Mamata's no trust move: Left says no, BJP wary

Karat said the CPI(M) did not support FDI in retail, but added that the move to bring a no-confidence motion on the floor will help the UPA government.

NEW DELHI: Trinamool Congress chief Mamata Banerjee's announcement that she will bring a no-confidence motion against the Congress-led UPA government in the Winter Session of Parliament met with opposition from the Left parties and a cautious reaction from the BJP.

CPI(M) general secretary Prakash Karat today said that his party will not back the Trinamool Congress chief Mamata Banerjee's proposal.
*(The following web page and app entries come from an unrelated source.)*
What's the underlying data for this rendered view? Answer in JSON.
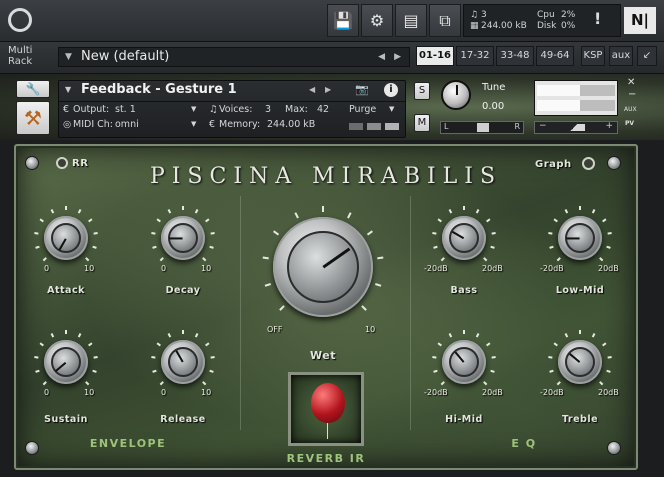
{
  "app": {
    "status": {
      "voices_icon": "voices-icon",
      "voices": "3",
      "memory": "244.00 kB",
      "cpu_label": "Cpu",
      "cpu": "2%",
      "disk_label": "Disk",
      "disk": "0%"
    }
  },
  "rack": {
    "label_line1": "Multi",
    "label_line2": "Rack",
    "preset": "New (default)",
    "tabs": [
      "01-16",
      "17-32",
      "33-48",
      "49-64",
      "KSP",
      "aux"
    ],
    "selected_tab": "01-16"
  },
  "instrument": {
    "name": "Feedback - Gesture 1",
    "output_label": "Output:",
    "output": "st. 1",
    "voices_label": "Voices:",
    "voices": "3",
    "max_label": "Max:",
    "max": "42",
    "purge": "Purge",
    "midi_label": "MIDI Ch:",
    "midi": "omni",
    "memory_label": "Memory:",
    "memory": "244.00 kB",
    "s_btn": "S",
    "m_btn": "M",
    "tune_label": "Tune",
    "tune_value": "0.00",
    "pan_l": "L",
    "pan_r": "R",
    "aux_label": "AUX",
    "pv_label": "PV"
  },
  "panel": {
    "title": "PISCINA MIRABILIS",
    "rr_label": "RR",
    "graph_label": "Graph",
    "envelope_label": "ENVELOPE",
    "reverb_label": "REVERB IR",
    "eq_label": "E Q",
    "knobs": {
      "attack": {
        "label": "Attack",
        "min": "0",
        "max": "10"
      },
      "decay": {
        "label": "Decay",
        "min": "0",
        "max": "10"
      },
      "sustain": {
        "label": "Sustain",
        "min": "0",
        "max": "10"
      },
      "release": {
        "label": "Release",
        "min": "0",
        "max": "10"
      },
      "wet": {
        "label": "Wet",
        "min": "OFF",
        "max": "10"
      },
      "bass": {
        "label": "Bass",
        "min": "-20dB",
        "max": "20dB"
      },
      "lowmid": {
        "label": "Low-Mid",
        "min": "-20dB",
        "max": "20dB"
      },
      "himid": {
        "label": "Hi-Mid",
        "min": "-20dB",
        "max": "20dB"
      },
      "treble": {
        "label": "Treble",
        "min": "-20dB",
        "max": "20dB"
      }
    }
  }
}
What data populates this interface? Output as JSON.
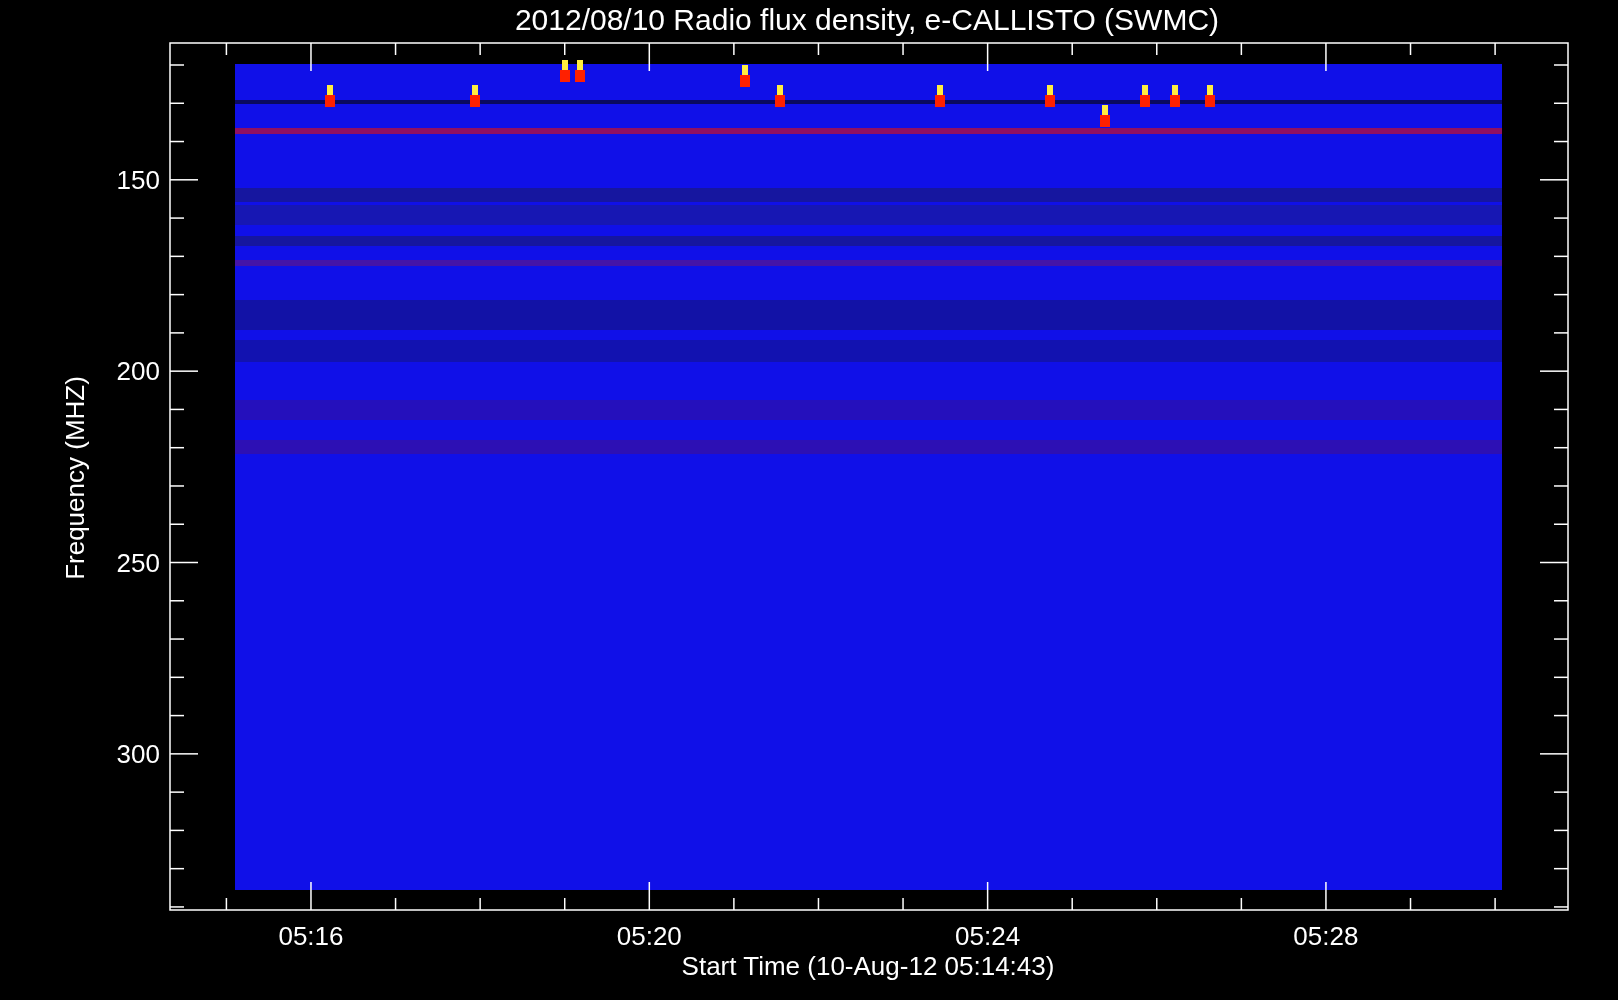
{
  "title": "2012/08/10  Radio flux density, e-CALLISTO (SWMC)",
  "ylabel": "Frequency (MHZ)",
  "xlabel": "Start Time (10-Aug-12 05:14:43)",
  "yticks": [
    {
      "label": "150"
    },
    {
      "label": "200"
    },
    {
      "label": "250"
    },
    {
      "label": "300"
    }
  ],
  "xticks": [
    {
      "label": "05:16"
    },
    {
      "label": "05:20"
    },
    {
      "label": "05:24"
    },
    {
      "label": "05:28"
    }
  ]
}
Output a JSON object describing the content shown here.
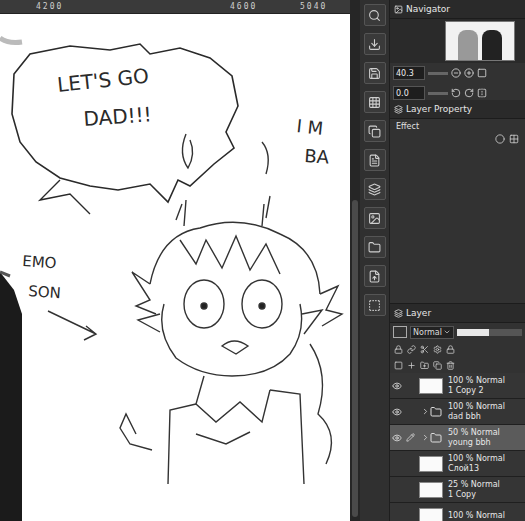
{
  "ruler": {
    "marks": [
      "4200",
      "4600",
      "5040"
    ]
  },
  "canvas": {
    "texts": [
      "LET'S GO",
      "DAD!!!",
      "I M",
      "BA",
      "EMO",
      "SON"
    ]
  },
  "navigator": {
    "title": "Navigator",
    "zoom": "40.3",
    "rotation": "0.0"
  },
  "property_panel": {
    "title": "Layer Property",
    "section": "Effect"
  },
  "layer_panel": {
    "title": "Layer",
    "blend_mode": "Normal",
    "opacity_level": 0.5,
    "layers": [
      {
        "status": "100 % Normal",
        "name": "1 Copy 2",
        "kind": "layer",
        "visible": true,
        "editing": false,
        "selected": false
      },
      {
        "status": "100 % Normal",
        "name": "dad bbh",
        "kind": "folder",
        "visible": true,
        "editing": false,
        "selected": false
      },
      {
        "status": "50 % Normal",
        "name": "young bbh",
        "kind": "folder",
        "visible": true,
        "editing": true,
        "selected": true
      },
      {
        "status": "100 % Normal",
        "name": "Слой13",
        "kind": "layer",
        "visible": false,
        "editing": false,
        "selected": false
      },
      {
        "status": "25 % Normal",
        "name": "1 Copy",
        "kind": "layer",
        "visible": false,
        "editing": false,
        "selected": false
      },
      {
        "status": "100 % Normal",
        "kind": "layer",
        "visible": false,
        "editing": false,
        "selected": false
      }
    ]
  }
}
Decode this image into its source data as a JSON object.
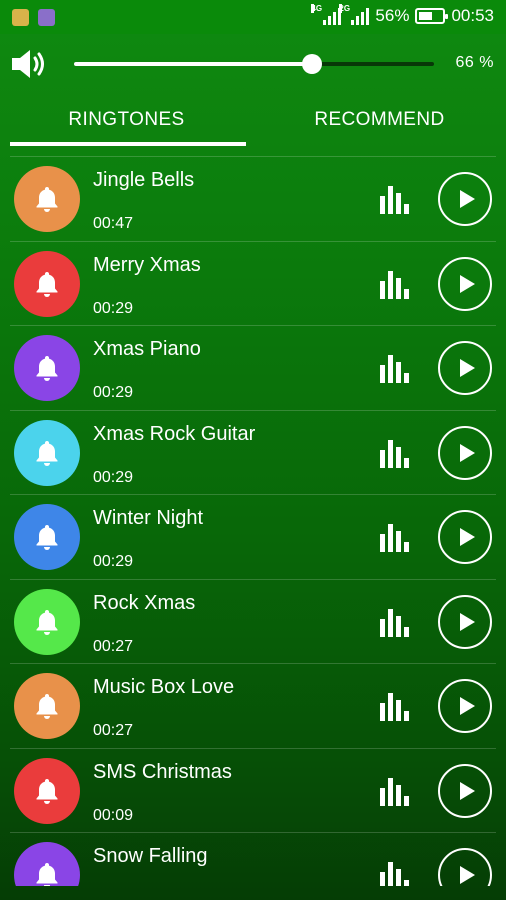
{
  "status_bar": {
    "battery_text": "56%",
    "time": "00:53",
    "network_1": "4G",
    "network_2": "2G",
    "battery_level": 0.56,
    "app_icons": [
      {
        "name": "notification-app-icon",
        "color": "#d9b34a"
      },
      {
        "name": "notification-gallery-icon",
        "color": "#8a6fc9"
      }
    ]
  },
  "volume": {
    "icon": "speaker-icon",
    "level_fraction": 0.66,
    "value_text": "66 %"
  },
  "tabs": [
    {
      "label": "RINGTONES",
      "selected": true
    },
    {
      "label": "RECOMMEND",
      "selected": false
    }
  ],
  "ringtones": [
    {
      "title": "Jingle Bells",
      "duration": "00:47",
      "color": "#e8914a"
    },
    {
      "title": "Merry Xmas",
      "duration": "00:29",
      "color": "#ea3c3c"
    },
    {
      "title": "Xmas Piano",
      "duration": "00:29",
      "color": "#8a45e6"
    },
    {
      "title": "Xmas Rock Guitar",
      "duration": "00:29",
      "color": "#4bd3ec"
    },
    {
      "title": "Winter Night",
      "duration": "00:29",
      "color": "#3e86e8"
    },
    {
      "title": "Rock Xmas",
      "duration": "00:27",
      "color": "#55e84a"
    },
    {
      "title": "Music Box Love",
      "duration": "00:27",
      "color": "#e8914a"
    },
    {
      "title": "SMS Christmas",
      "duration": "00:09",
      "color": "#ea3c3c"
    },
    {
      "title": "Snow Falling",
      "duration": "",
      "color": "#8a45e6"
    }
  ],
  "row_icons": {
    "leading": "bell-icon",
    "level": "equalizer-icon",
    "action": "play-icon"
  }
}
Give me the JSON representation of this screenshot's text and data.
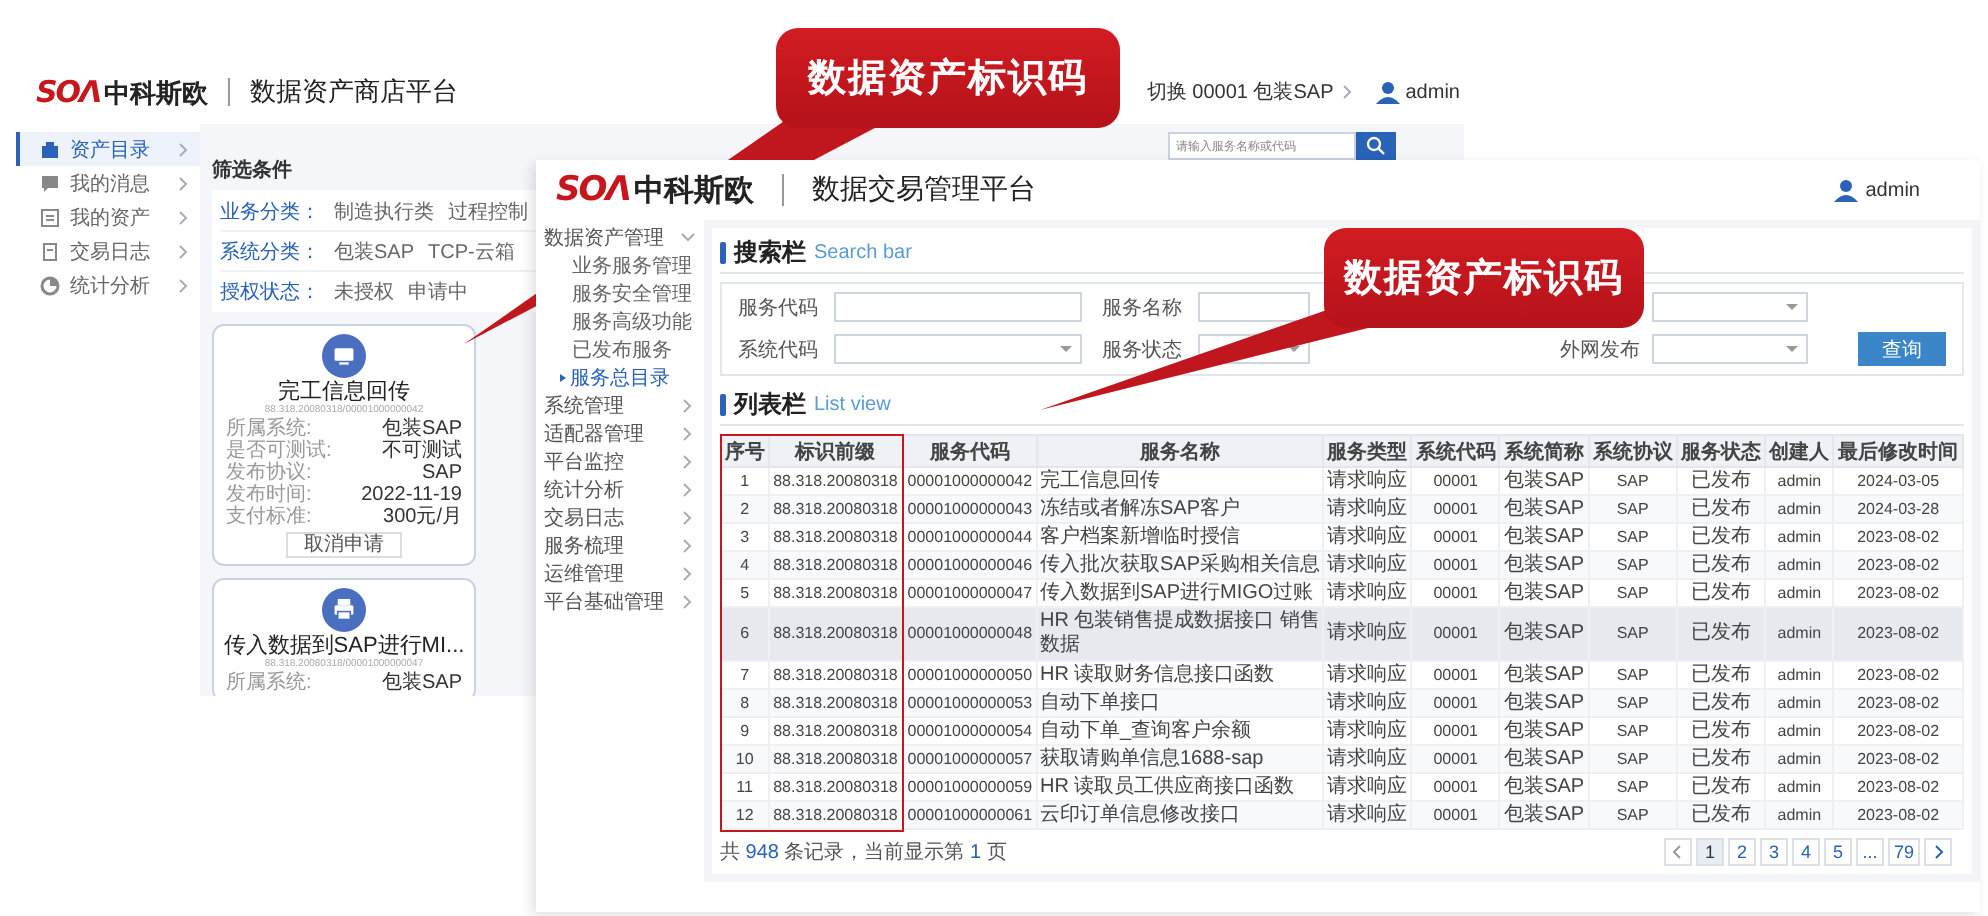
{
  "store_window": {
    "logo": "SOΛ",
    "logo_name": "中科斯欧",
    "title": "数据资产商店平台",
    "system_switch": "切换 00001 包装SAP",
    "user": "admin",
    "search": {
      "placeholder": "请输入服务名称或代码"
    },
    "nav": [
      {
        "label": "资产目录",
        "selected": true
      },
      {
        "label": "我的消息",
        "selected": false
      },
      {
        "label": "我的资产",
        "selected": false
      },
      {
        "label": "交易日志",
        "selected": false
      },
      {
        "label": "统计分析",
        "selected": false
      }
    ],
    "filter_title": "筛选条件",
    "filters": [
      {
        "label": "业务分类：",
        "options": [
          "制造执行类",
          "过程控制"
        ]
      },
      {
        "label": "系统分类：",
        "options": [
          "包装SAP",
          "TCP-云箱"
        ]
      },
      {
        "label": "授权状态：",
        "options": [
          "未授权",
          "申请中"
        ]
      }
    ],
    "cards": [
      {
        "kind": "monitor",
        "title": "完工信息回传",
        "code": "88.318.20080318/00001000000042",
        "fields": [
          {
            "label": "所属系统:",
            "value": "包装SAP"
          },
          {
            "label": "是否可测试:",
            "value": "不可测试"
          },
          {
            "label": "发布协议:",
            "value": "SAP"
          },
          {
            "label": "发布时间:",
            "value": "2022-11-19"
          },
          {
            "label": "支付标准:",
            "value": "300元/月"
          }
        ],
        "action": "取消申请"
      },
      {
        "kind": "printer",
        "title": "传入数据到SAP进行MI...",
        "code": "88.318.20080318/00001000000047",
        "fields": [
          {
            "label": "所属系统:",
            "value": "包装SAP"
          }
        ]
      }
    ]
  },
  "admin_window": {
    "logo": "SOΛ",
    "logo_name": "中科斯欧",
    "title": "数据交易管理平台",
    "user": "admin",
    "nav": [
      {
        "label": "数据资产管理",
        "expanded": true,
        "children": [
          {
            "label": "业务服务管理",
            "expanded": false,
            "selected": false
          },
          {
            "label": "服务安全管理",
            "expanded": false,
            "selected": false
          },
          {
            "label": "服务高级功能",
            "expanded": false,
            "selected": false
          },
          {
            "label": "已发布服务",
            "selected": false
          },
          {
            "label": "服务总目录",
            "selected": true
          }
        ]
      },
      {
        "label": "系统管理",
        "expanded": false
      },
      {
        "label": "适配器管理",
        "expanded": false
      },
      {
        "label": "平台监控",
        "expanded": false
      },
      {
        "label": "统计分析",
        "expanded": false
      },
      {
        "label": "交易日志",
        "expanded": false
      },
      {
        "label": "服务梳理",
        "expanded": false
      },
      {
        "label": "运维管理",
        "expanded": false
      },
      {
        "label": "平台基础管理",
        "expanded": false
      }
    ],
    "search_bar": {
      "title": "搜索栏",
      "subtitle": "Search bar",
      "fields": [
        {
          "label": "服务代码",
          "kind": "input"
        },
        {
          "label": "服务名称",
          "kind": "input"
        },
        {
          "kind": "select"
        },
        {
          "label": "系统代码",
          "kind": "select"
        },
        {
          "label": "服务状态",
          "kind": "select"
        },
        {
          "label": "外网发布",
          "kind": "select"
        }
      ],
      "button": "查询"
    },
    "list": {
      "title": "列表栏",
      "subtitle": "List view",
      "columns": [
        "序号",
        "标识前缀",
        "服务代码",
        "服务名称",
        "服务类型",
        "系统代码",
        "系统简称",
        "系统协议",
        "服务状态",
        "创建人",
        "最后修改时间"
      ],
      "rows": [
        {
          "hovered": false,
          "cells": [
            "1",
            "88.318.20080318",
            "00001000000042",
            "完工信息回传",
            "请求响应",
            "00001",
            "包装SAP",
            "SAP",
            "已发布",
            "admin",
            "2024-03-05"
          ]
        },
        {
          "hovered": false,
          "cells": [
            "2",
            "88.318.20080318",
            "00001000000043",
            "冻结或者解冻SAP客户",
            "请求响应",
            "00001",
            "包装SAP",
            "SAP",
            "已发布",
            "admin",
            "2024-03-28"
          ]
        },
        {
          "hovered": false,
          "cells": [
            "3",
            "88.318.20080318",
            "00001000000044",
            "客户档案新增临时授信",
            "请求响应",
            "00001",
            "包装SAP",
            "SAP",
            "已发布",
            "admin",
            "2023-08-02"
          ]
        },
        {
          "hovered": false,
          "cells": [
            "4",
            "88.318.20080318",
            "00001000000046",
            "传入批次获取SAP采购相关信息",
            "请求响应",
            "00001",
            "包装SAP",
            "SAP",
            "已发布",
            "admin",
            "2023-08-02"
          ]
        },
        {
          "hovered": false,
          "cells": [
            "5",
            "88.318.20080318",
            "00001000000047",
            "传入数据到SAP进行MIGO过账",
            "请求响应",
            "00001",
            "包装SAP",
            "SAP",
            "已发布",
            "admin",
            "2023-08-02"
          ]
        },
        {
          "hovered": true,
          "cells": [
            "6",
            "88.318.20080318",
            "00001000000048",
            "HR 包装销售提成数据接口 销售数据",
            "请求响应",
            "00001",
            "包装SAP",
            "SAP",
            "已发布",
            "admin",
            "2023-08-02"
          ]
        },
        {
          "hovered": false,
          "cells": [
            "7",
            "88.318.20080318",
            "00001000000050",
            "HR 读取财务信息接口函数",
            "请求响应",
            "00001",
            "包装SAP",
            "SAP",
            "已发布",
            "admin",
            "2023-08-02"
          ]
        },
        {
          "hovered": false,
          "cells": [
            "8",
            "88.318.20080318",
            "00001000000053",
            "自动下单接口",
            "请求响应",
            "00001",
            "包装SAP",
            "SAP",
            "已发布",
            "admin",
            "2023-08-02"
          ]
        },
        {
          "hovered": false,
          "cells": [
            "9",
            "88.318.20080318",
            "00001000000054",
            "自动下单_查询客户余额",
            "请求响应",
            "00001",
            "包装SAP",
            "SAP",
            "已发布",
            "admin",
            "2023-08-02"
          ]
        },
        {
          "hovered": false,
          "cells": [
            "10",
            "88.318.20080318",
            "00001000000057",
            "获取请购单信息1688-sap",
            "请求响应",
            "00001",
            "包装SAP",
            "SAP",
            "已发布",
            "admin",
            "2023-08-02"
          ]
        },
        {
          "hovered": false,
          "cells": [
            "11",
            "88.318.20080318",
            "00001000000059",
            "HR 读取员工供应商接口函数",
            "请求响应",
            "00001",
            "包装SAP",
            "SAP",
            "已发布",
            "admin",
            "2023-08-02"
          ]
        },
        {
          "hovered": false,
          "cells": [
            "12",
            "88.318.20080318",
            "00001000000061",
            "云印订单信息修改接口",
            "请求响应",
            "00001",
            "包装SAP",
            "SAP",
            "已发布",
            "admin",
            "2023-08-02"
          ]
        }
      ],
      "summary": {
        "before": "共 ",
        "total": "948",
        "middle": " 条记录，当前显示第 ",
        "page": "1",
        "after": " 页"
      },
      "pages": [
        {
          "label": "1",
          "selected": true
        },
        {
          "label": "2",
          "selected": false
        },
        {
          "label": "3",
          "selected": false
        },
        {
          "label": "4",
          "selected": false
        },
        {
          "label": "5",
          "selected": false
        },
        {
          "label": "...",
          "selected": false
        },
        {
          "label": "79",
          "selected": false
        }
      ]
    }
  },
  "callouts": [
    {
      "text": "数据资产标识码"
    },
    {
      "text": "数据资产标识码"
    }
  ]
}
Karat said the CPI(M) did not support FDI in retail, but added that the move to bring a no-confidence motion on the floor will help the UPA government.

Likewise, the BJP too has not yet thrown its weight behind the proposal, despite the fact that it has been relentless in its attack on the UPA.

And even though the Bharatiya Janata Party welcomed the move, it said that it was keeping its options open as it does not want to create a situation that ultimately ends up helping the UPA government

On Saturday, Mamata Banerjee announced her party will bring a no-confidence motion against the Congress-led UPA government.

"It is very important for the sake of the country that this government falls. And so we have taken a unanimous decision to bring a non-confidence motion against the minority UPA government," Banerjee, the West Bengal chief minister, said after meeting her party parliamentarians.

Criticising her move, Information and Broadcasting Minister Manish Tiwari said that never has it happened that a party with 19 members in the Lok Sabha brought a no confidence motion.

It has to be noted that if the Speaker is of opinion that the no confidence motion is in order, he/she will read it to the House and shall request those members who are in favour to rise in their places. If 50 or more members rise in favour of the motion, the Speaker will declare that leave is granted and that the motion will be tabled. For a no-confidence motion to be tabled in the House, at least 50 MPs need to favour it.

The winter session of parliament begins Nov 22.

BJP welcomes Mamata's move

Earlier in day, BJP leader Balbir Punj on Monday said that his political outfit welcomes West Bengal Chief Minister and Trinamool Congress chief Mamata Banerjee's plan to move a no-confidence motion against the Congress-led UPA Government.

Punj, however, said the BJP was keeping all options open in its endeavor to take the Manmohan Singh Government to task for coming up with reforms hurting the sentiments of the common man of the country.

"We have all options open. We will coordinate with every political party, which is ready to resist the anti-people policies of this government and we will definitely coordinate with Mamata Banerjee and we welcome her initiative," he said.

Stormy parliament session ahead?

With the opposition planning to corner the government on FDI in retail, the UPA's hope that it can pass important bills, especially those related to economic reforms may come to a standstill.

UPA government has identified around 35 bills for the winter session, including some carry-overs from the previous session, reports IANS.

The CPI-M wants a debate and a vote on FDI during the session and has appealed to others in the opposition to join the issue.

The BJP, supported by the trader community, is also opposed to FDI though it did not shy away from toying with the idea during the National Democratic Alliance (NDA) rule in 1998-2004.

Within the UPA, the stand of the DMK is not yet clear on FDI though all allies are together on major issues.

The month-long monsoon session Aug 8-Sep 7 was washed out after the BJP did not allow parliament to function over faulty coal block allocations, demanding Prime Minister Manmohan Singh's resignation.

The government could get only six bills introduced and six passed by either house of parliament in the monsoon session, which lost 13 out of 20 working days to disruptions.

The month-long winter session too will have 20 working days and a heavy agenda.

Keeping that in mind, the prime minister has already met UPA allies. Both the Samajwadi Party (SP) and the Bahujan Samaj Party (BSP) are supporting the UPA from outside. The prime minister has even reached out to the BJP.